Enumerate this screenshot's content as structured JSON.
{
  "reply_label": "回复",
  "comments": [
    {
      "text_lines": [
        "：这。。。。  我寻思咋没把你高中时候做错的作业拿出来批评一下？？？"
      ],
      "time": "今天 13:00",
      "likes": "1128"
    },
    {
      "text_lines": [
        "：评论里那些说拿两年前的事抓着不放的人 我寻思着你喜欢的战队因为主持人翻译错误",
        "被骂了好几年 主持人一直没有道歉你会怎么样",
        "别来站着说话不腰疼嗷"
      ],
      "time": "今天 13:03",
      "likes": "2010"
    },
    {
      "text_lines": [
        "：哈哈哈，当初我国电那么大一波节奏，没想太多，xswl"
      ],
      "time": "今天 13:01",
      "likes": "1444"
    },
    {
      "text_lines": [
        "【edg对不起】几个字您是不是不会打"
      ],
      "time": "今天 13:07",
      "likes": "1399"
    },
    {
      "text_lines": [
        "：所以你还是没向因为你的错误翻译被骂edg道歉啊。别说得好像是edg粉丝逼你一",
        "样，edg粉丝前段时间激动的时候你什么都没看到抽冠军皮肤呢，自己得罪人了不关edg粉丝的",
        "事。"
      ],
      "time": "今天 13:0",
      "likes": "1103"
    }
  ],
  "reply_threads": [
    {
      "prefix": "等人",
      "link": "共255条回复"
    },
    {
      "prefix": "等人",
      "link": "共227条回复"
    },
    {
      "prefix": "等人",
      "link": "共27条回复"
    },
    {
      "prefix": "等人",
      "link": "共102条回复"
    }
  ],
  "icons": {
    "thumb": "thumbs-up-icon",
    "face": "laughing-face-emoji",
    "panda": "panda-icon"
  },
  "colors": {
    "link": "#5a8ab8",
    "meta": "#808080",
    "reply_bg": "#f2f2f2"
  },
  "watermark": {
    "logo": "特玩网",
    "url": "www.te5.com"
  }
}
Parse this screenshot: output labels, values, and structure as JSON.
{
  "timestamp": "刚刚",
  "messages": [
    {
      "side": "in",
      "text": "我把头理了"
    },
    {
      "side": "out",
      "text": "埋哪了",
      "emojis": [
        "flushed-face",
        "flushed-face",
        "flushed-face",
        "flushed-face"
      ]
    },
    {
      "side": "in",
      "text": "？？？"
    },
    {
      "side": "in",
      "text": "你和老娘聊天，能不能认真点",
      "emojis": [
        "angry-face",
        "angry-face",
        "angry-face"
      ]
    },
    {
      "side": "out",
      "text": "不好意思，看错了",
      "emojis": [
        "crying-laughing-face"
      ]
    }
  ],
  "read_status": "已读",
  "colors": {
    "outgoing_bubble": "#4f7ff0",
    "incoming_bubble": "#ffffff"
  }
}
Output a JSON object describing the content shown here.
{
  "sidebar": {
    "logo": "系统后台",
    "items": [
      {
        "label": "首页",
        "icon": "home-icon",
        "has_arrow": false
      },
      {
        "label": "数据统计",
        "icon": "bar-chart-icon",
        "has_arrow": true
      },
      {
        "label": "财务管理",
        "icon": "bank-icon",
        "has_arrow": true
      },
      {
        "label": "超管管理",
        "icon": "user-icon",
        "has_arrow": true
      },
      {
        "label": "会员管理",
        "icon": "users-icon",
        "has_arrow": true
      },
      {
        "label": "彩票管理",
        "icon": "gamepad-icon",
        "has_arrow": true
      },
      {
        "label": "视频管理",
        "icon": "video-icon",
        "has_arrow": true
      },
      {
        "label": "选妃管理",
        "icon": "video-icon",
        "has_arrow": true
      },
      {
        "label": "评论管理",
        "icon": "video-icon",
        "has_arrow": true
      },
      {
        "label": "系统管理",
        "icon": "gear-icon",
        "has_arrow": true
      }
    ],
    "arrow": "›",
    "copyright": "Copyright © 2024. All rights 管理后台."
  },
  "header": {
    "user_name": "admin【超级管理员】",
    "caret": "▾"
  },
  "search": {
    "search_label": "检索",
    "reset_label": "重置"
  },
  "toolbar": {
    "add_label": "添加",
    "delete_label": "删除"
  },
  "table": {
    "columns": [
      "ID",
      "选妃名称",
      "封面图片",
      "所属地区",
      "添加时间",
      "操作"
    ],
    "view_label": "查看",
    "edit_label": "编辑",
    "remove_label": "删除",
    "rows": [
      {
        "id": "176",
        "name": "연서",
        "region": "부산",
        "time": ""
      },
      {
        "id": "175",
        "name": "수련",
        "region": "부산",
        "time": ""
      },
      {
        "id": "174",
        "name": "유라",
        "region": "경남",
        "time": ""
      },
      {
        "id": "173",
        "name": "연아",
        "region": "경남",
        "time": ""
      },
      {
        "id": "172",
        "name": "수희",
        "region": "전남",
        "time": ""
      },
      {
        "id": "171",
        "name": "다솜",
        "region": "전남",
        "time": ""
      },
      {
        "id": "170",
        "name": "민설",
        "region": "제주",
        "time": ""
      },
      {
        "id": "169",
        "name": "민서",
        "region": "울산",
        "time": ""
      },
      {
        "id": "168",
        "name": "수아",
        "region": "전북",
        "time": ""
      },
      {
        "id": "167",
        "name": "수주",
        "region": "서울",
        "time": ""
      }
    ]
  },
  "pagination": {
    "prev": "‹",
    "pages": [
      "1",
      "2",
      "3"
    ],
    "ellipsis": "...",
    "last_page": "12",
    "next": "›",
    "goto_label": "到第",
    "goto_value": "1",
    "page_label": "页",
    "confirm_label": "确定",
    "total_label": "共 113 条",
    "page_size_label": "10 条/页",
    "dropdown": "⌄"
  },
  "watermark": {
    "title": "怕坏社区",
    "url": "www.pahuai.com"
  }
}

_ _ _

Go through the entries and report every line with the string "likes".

◆ Your response:
      "likes": "1128"
      "likes": "2010"
      "likes": "1444"
      "likes": "1399"
      "likes": "1103"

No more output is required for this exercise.